Your objective: Examine each line of the data, and copy the ones containing "icon".

Input data:
┄┄┄┄┄┄┄┄┄┄

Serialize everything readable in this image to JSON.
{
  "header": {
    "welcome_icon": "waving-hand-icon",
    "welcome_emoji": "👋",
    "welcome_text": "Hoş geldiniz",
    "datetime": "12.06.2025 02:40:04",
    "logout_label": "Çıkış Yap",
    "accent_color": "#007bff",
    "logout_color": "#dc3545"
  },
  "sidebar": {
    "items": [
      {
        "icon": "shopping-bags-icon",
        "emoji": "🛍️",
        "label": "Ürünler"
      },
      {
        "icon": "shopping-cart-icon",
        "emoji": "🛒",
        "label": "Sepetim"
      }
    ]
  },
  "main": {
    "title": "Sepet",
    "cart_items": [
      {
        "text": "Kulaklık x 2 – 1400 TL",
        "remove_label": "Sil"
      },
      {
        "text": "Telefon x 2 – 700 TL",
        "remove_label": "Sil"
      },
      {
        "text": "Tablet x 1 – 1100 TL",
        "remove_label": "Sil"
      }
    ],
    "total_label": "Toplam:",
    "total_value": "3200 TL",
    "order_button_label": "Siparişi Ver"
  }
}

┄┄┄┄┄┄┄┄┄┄

Result for this task:
    "welcome_icon": "waving-hand-icon",
        "icon": "shopping-bags-icon",
        "icon": "shopping-cart-icon",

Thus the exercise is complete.